_To do_. Please filter the data below down to the lines holding the string "into".
START Records provided
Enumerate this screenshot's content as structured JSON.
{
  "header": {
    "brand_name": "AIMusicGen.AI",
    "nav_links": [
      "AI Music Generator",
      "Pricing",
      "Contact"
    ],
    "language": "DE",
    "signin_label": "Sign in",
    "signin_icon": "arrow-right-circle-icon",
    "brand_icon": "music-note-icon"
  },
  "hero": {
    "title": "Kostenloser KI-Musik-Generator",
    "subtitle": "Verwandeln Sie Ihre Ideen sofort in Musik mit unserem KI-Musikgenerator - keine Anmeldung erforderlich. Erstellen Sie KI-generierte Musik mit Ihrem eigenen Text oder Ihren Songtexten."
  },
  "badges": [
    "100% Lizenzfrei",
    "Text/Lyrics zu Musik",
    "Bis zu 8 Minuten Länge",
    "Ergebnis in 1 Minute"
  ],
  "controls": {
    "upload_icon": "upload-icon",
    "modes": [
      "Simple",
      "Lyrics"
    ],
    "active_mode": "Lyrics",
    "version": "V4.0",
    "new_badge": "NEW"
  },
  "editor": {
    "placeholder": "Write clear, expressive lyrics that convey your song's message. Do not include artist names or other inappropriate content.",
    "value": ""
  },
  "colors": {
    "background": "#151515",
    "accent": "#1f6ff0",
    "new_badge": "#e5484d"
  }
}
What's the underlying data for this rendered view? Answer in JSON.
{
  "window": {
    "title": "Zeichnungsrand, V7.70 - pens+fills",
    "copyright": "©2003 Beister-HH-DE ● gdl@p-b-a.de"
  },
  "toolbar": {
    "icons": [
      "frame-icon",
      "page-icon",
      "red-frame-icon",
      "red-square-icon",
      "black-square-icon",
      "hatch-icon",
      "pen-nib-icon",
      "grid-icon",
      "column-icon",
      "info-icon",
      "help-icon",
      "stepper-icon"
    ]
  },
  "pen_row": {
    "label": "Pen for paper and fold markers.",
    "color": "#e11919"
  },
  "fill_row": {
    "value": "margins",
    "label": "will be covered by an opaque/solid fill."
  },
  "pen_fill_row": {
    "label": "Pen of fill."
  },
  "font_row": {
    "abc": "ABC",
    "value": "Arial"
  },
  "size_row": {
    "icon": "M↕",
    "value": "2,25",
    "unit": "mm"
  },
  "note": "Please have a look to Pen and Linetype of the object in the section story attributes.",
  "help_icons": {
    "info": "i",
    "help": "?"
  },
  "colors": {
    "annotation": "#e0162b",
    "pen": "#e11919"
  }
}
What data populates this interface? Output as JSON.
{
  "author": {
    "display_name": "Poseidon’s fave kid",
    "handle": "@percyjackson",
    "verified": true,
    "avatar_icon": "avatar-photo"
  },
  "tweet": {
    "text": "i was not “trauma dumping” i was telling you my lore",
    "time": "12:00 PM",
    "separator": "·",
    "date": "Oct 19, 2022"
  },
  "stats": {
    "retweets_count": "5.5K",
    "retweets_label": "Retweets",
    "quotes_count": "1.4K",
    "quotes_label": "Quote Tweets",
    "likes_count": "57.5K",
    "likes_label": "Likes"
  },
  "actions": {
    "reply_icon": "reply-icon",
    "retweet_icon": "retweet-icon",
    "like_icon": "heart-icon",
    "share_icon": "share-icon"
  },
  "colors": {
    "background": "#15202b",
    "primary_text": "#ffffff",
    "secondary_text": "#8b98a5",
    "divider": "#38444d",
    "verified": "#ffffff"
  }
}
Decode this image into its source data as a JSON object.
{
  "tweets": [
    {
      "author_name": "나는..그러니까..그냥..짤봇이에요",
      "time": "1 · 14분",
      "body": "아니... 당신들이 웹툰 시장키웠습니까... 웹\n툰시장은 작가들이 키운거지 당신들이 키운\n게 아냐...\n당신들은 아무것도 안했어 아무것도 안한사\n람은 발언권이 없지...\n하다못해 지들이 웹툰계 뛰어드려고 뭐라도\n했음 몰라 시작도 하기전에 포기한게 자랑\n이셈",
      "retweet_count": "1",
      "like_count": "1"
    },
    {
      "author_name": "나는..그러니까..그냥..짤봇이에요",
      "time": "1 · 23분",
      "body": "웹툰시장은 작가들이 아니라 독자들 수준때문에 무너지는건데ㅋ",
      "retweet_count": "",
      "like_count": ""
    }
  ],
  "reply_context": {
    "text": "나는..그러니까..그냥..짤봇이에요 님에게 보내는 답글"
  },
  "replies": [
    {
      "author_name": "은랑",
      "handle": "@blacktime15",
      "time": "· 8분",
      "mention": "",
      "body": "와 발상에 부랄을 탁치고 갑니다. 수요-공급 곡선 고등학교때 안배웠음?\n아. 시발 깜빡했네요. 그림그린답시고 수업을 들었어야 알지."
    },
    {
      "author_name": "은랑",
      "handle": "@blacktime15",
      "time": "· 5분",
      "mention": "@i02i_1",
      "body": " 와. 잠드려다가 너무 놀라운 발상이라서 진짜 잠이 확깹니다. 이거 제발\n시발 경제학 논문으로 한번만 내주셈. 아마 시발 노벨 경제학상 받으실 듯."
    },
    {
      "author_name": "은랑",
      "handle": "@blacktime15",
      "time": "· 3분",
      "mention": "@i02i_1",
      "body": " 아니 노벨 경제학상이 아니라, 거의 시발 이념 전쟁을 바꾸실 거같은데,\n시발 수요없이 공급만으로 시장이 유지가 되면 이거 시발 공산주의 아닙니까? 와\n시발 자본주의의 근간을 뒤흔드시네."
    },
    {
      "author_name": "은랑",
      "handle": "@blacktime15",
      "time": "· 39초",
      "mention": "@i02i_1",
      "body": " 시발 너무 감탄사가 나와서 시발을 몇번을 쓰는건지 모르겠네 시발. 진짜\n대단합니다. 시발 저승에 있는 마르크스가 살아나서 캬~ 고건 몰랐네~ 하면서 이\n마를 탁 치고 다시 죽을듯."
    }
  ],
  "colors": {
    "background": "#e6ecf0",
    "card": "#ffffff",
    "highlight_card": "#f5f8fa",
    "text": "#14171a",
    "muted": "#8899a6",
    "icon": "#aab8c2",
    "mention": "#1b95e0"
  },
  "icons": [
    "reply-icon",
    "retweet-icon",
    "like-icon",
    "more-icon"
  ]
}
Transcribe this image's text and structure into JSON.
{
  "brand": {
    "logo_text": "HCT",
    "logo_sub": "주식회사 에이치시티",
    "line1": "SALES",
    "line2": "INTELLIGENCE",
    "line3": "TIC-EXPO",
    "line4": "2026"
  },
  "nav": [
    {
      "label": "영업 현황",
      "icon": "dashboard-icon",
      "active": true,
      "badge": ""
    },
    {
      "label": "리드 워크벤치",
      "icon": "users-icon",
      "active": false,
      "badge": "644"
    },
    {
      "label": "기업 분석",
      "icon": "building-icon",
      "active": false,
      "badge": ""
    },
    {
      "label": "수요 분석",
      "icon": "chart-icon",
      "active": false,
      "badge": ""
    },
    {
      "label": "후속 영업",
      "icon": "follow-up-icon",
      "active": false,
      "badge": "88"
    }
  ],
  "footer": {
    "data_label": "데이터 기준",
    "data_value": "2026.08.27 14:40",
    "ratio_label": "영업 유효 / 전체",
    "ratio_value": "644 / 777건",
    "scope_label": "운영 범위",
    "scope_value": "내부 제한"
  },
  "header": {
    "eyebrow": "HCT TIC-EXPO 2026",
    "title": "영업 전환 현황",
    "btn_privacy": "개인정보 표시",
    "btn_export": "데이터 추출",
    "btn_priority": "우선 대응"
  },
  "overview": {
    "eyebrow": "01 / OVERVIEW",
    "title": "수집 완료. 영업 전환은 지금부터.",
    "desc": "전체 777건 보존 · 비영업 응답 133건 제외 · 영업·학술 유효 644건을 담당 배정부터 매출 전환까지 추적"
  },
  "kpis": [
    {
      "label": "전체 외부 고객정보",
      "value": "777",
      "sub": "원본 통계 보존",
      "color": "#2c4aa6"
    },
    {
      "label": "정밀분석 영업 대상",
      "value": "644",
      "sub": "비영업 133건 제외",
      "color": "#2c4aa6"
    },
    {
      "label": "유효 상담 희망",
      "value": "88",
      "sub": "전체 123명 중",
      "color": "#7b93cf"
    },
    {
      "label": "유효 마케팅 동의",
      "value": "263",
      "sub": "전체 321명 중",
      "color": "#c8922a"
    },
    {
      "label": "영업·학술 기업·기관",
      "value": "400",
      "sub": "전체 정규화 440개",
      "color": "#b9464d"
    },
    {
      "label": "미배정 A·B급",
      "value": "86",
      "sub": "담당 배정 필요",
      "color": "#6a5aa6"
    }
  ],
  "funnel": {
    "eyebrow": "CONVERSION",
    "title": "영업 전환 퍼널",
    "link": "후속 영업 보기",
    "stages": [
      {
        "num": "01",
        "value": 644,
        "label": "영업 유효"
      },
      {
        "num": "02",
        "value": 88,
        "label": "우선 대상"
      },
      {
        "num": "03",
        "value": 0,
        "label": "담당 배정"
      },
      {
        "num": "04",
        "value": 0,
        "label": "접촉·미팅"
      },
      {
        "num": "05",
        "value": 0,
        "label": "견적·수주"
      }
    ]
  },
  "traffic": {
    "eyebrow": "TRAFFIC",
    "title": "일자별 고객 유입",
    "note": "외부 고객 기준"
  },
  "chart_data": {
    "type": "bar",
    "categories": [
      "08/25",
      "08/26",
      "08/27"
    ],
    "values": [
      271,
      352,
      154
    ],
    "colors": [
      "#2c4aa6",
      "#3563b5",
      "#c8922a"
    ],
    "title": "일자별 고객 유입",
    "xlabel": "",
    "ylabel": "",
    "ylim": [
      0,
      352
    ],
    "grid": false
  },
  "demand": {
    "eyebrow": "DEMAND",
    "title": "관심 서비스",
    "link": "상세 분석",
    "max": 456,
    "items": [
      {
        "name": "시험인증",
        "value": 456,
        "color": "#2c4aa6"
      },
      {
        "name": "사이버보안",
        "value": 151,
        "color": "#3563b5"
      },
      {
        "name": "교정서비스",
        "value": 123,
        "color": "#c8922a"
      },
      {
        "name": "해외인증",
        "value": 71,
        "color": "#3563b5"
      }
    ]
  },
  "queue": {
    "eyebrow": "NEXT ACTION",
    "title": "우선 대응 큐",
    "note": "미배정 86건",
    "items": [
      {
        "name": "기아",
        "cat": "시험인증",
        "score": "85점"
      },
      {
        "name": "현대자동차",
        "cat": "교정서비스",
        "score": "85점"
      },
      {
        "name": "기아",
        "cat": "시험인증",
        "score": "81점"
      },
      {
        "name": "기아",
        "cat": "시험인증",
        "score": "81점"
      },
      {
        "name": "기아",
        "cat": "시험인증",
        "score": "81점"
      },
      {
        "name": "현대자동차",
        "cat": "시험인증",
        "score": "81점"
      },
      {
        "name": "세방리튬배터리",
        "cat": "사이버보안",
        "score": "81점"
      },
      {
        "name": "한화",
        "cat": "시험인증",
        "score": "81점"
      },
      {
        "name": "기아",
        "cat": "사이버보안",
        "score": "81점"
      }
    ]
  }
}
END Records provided
_Completed exercise_.
Decode this image into its source data as a JSON object.
Transcribe this image's text and structure into JSON.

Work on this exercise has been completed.